DATA>

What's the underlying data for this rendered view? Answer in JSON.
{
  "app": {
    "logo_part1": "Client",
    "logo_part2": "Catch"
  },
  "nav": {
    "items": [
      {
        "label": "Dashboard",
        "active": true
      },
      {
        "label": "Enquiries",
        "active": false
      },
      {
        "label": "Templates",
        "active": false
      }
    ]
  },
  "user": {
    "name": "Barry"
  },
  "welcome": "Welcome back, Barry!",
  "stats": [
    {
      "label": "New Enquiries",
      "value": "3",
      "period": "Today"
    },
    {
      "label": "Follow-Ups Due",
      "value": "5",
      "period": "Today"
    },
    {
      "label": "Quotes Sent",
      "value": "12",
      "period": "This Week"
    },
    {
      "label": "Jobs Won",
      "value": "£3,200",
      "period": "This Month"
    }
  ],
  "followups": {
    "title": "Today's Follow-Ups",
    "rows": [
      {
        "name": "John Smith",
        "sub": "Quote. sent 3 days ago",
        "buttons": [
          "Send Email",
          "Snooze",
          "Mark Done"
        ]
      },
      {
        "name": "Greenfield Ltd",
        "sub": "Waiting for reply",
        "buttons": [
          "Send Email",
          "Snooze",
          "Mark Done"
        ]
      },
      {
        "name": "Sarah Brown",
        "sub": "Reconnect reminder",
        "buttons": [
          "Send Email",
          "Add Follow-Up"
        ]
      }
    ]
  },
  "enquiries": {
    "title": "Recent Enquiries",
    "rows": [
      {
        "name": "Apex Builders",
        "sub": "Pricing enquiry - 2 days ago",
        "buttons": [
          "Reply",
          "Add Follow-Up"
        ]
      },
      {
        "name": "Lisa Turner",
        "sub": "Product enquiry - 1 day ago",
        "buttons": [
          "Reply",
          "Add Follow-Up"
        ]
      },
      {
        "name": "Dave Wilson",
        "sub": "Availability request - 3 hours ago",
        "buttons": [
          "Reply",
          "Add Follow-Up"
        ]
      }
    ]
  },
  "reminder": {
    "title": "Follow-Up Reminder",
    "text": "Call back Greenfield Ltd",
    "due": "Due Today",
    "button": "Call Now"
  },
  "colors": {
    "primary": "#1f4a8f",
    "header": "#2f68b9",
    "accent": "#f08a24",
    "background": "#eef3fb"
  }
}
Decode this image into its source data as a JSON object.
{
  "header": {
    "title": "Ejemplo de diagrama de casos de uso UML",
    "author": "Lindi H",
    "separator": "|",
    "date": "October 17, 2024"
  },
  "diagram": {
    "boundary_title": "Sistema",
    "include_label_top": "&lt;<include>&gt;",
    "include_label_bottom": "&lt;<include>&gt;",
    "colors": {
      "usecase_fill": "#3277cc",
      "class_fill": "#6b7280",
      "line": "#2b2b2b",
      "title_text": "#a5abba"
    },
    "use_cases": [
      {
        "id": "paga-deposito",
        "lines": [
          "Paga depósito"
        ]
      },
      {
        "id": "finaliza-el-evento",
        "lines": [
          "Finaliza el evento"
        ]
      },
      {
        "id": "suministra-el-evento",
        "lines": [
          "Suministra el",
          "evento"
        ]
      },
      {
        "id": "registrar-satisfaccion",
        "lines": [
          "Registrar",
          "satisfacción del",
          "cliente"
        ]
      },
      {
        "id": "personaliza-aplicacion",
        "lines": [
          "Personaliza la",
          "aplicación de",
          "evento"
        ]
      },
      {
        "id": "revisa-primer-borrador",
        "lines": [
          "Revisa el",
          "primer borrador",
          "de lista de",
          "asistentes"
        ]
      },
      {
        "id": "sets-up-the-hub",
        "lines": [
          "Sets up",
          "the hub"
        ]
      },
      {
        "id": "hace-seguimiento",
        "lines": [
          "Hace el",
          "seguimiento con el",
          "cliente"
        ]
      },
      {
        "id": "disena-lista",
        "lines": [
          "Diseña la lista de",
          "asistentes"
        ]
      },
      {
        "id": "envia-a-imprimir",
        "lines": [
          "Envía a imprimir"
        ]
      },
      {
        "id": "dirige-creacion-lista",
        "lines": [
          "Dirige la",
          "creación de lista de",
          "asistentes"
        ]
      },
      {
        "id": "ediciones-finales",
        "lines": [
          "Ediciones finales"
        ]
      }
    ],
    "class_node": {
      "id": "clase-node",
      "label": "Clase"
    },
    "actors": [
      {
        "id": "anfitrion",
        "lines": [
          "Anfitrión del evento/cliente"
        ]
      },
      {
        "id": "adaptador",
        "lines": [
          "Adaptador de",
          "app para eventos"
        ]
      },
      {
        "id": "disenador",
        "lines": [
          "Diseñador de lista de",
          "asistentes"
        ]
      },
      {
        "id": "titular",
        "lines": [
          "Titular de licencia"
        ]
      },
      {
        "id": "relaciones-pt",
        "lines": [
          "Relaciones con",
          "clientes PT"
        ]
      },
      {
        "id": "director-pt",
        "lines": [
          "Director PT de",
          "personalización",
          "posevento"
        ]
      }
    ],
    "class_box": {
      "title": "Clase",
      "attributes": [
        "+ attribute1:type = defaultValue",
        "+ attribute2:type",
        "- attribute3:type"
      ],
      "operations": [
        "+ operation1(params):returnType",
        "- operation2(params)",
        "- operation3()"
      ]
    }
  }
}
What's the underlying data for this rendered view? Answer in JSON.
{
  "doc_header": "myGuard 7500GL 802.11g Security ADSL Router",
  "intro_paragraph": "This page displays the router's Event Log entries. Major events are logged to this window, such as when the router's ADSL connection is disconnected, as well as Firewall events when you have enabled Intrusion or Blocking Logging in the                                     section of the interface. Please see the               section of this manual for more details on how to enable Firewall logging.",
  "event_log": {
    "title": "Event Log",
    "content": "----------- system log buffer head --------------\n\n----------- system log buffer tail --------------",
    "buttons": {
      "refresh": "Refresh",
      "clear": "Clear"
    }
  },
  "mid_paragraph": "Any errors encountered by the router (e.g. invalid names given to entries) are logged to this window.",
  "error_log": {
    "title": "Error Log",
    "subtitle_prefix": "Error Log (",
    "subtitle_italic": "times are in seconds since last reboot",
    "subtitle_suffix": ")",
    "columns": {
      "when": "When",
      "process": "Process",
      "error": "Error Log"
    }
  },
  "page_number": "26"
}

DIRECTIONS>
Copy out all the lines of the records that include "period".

THE COMPLETED TASK>
      "period": "Today"
      "period": "Today"
      "period": "This Week"
      "period": "This Month"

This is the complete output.